Task requirements —
When a record contains an image, skip the image and retype the rest of that record exactly.

Data listing —

● ● ● ● ● ● ●

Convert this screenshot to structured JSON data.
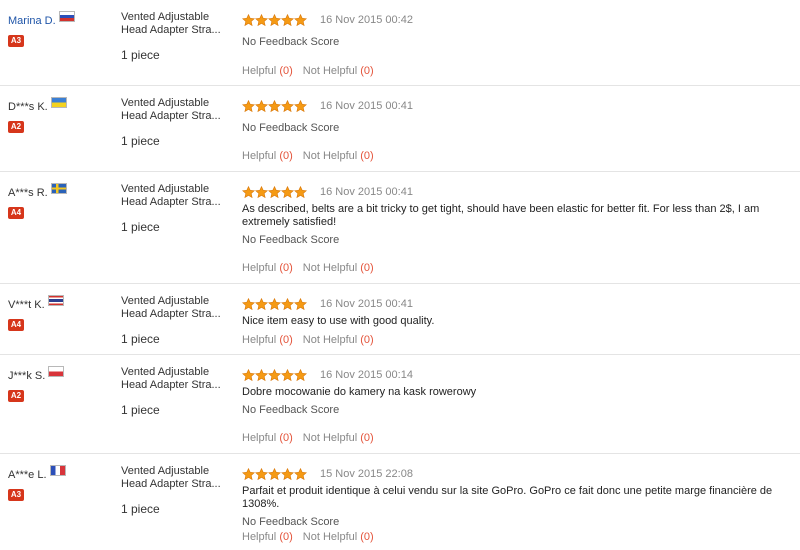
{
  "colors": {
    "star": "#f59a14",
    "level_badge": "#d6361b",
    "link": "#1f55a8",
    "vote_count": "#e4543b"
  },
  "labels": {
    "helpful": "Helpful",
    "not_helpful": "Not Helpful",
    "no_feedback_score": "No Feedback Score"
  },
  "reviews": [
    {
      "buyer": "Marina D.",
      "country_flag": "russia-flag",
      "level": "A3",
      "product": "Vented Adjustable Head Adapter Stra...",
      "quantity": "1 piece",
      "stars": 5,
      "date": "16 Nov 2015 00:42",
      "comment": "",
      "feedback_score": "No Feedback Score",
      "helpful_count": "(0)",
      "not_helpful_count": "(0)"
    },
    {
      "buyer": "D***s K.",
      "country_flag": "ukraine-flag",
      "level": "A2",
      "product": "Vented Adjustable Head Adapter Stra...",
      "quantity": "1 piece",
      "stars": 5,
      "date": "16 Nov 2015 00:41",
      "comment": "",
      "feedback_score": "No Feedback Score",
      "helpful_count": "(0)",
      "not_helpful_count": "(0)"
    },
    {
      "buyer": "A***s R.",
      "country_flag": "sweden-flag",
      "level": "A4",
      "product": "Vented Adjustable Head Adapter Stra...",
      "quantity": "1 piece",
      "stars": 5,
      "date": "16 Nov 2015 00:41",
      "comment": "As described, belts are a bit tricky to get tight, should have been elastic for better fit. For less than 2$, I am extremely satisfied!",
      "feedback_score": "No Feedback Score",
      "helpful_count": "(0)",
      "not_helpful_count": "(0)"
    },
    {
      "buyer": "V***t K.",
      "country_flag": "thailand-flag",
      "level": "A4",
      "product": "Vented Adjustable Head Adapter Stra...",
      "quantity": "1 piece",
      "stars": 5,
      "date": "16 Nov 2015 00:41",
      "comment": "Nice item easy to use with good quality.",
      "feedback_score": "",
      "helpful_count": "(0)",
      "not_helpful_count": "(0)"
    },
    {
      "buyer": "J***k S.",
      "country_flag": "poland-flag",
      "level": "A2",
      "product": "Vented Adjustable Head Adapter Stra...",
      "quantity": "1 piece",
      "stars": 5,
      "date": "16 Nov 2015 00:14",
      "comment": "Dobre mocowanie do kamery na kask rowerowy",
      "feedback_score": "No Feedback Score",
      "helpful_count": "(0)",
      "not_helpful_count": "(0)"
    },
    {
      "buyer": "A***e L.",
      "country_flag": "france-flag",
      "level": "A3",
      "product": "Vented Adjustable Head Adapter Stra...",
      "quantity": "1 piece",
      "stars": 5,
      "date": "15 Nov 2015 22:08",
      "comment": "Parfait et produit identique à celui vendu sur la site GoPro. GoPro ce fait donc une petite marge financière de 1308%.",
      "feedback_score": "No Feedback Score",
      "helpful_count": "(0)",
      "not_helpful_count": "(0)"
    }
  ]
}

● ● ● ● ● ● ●

Written solution —
Convert this screenshot to structured JSON data.
{
  "colors": {
    "star": "#f59a14",
    "level_badge": "#d6361b",
    "link": "#1f55a8",
    "vote_count": "#e4543b"
  },
  "labels": {
    "helpful": "Helpful",
    "not_helpful": "Not Helpful",
    "no_feedback_score": "No Feedback Score"
  },
  "reviews": [
    {
      "buyer": "Marina D.",
      "country_flag": "russia-flag",
      "level": "A3",
      "product": "Vented Adjustable Head Adapter Stra...",
      "quantity": "1 piece",
      "stars": 5,
      "date": "16 Nov 2015 00:42",
      "comment": "",
      "feedback_score": "No Feedback Score",
      "helpful_count": "(0)",
      "not_helpful_count": "(0)"
    },
    {
      "buyer": "D***s K.",
      "country_flag": "ukraine-flag",
      "level": "A2",
      "product": "Vented Adjustable Head Adapter Stra...",
      "quantity": "1 piece",
      "stars": 5,
      "date": "16 Nov 2015 00:41",
      "comment": "",
      "feedback_score": "No Feedback Score",
      "helpful_count": "(0)",
      "not_helpful_count": "(0)"
    },
    {
      "buyer": "A***s R.",
      "country_flag": "sweden-flag",
      "level": "A4",
      "product": "Vented Adjustable Head Adapter Stra...",
      "quantity": "1 piece",
      "stars": 5,
      "date": "16 Nov 2015 00:41",
      "comment": "As described, belts are a bit tricky to get tight, should have been elastic for better fit. For less than 2$, I am extremely satisfied!",
      "feedback_score": "No Feedback Score",
      "helpful_count": "(0)",
      "not_helpful_count": "(0)"
    },
    {
      "buyer": "V***t K.",
      "country_flag": "thailand-flag",
      "level": "A4",
      "product": "Vented Adjustable Head Adapter Stra...",
      "quantity": "1 piece",
      "stars": 5,
      "date": "16 Nov 2015 00:41",
      "comment": "Nice item easy to use with good quality.",
      "feedback_score": "",
      "helpful_count": "(0)",
      "not_helpful_count": "(0)"
    },
    {
      "buyer": "J***k S.",
      "country_flag": "poland-flag",
      "level": "A2",
      "product": "Vented Adjustable Head Adapter Stra...",
      "quantity": "1 piece",
      "stars": 5,
      "date": "16 Nov 2015 00:14",
      "comment": "Dobre mocowanie do kamery na kask rowerowy",
      "feedback_score": "No Feedback Score",
      "helpful_count": "(0)",
      "not_helpful_count": "(0)"
    },
    {
      "buyer": "A***e L.",
      "country_flag": "france-flag",
      "level": "A3",
      "product": "Vented Adjustable Head Adapter Stra...",
      "quantity": "1 piece",
      "stars": 5,
      "date": "15 Nov 2015 22:08",
      "comment": "Parfait et produit identique à celui vendu sur la site GoPro. GoPro ce fait donc une petite marge financière de 1308%.",
      "feedback_score": "No Feedback Score",
      "helpful_count": "(0)",
      "not_helpful_count": "(0)"
    }
  ]
}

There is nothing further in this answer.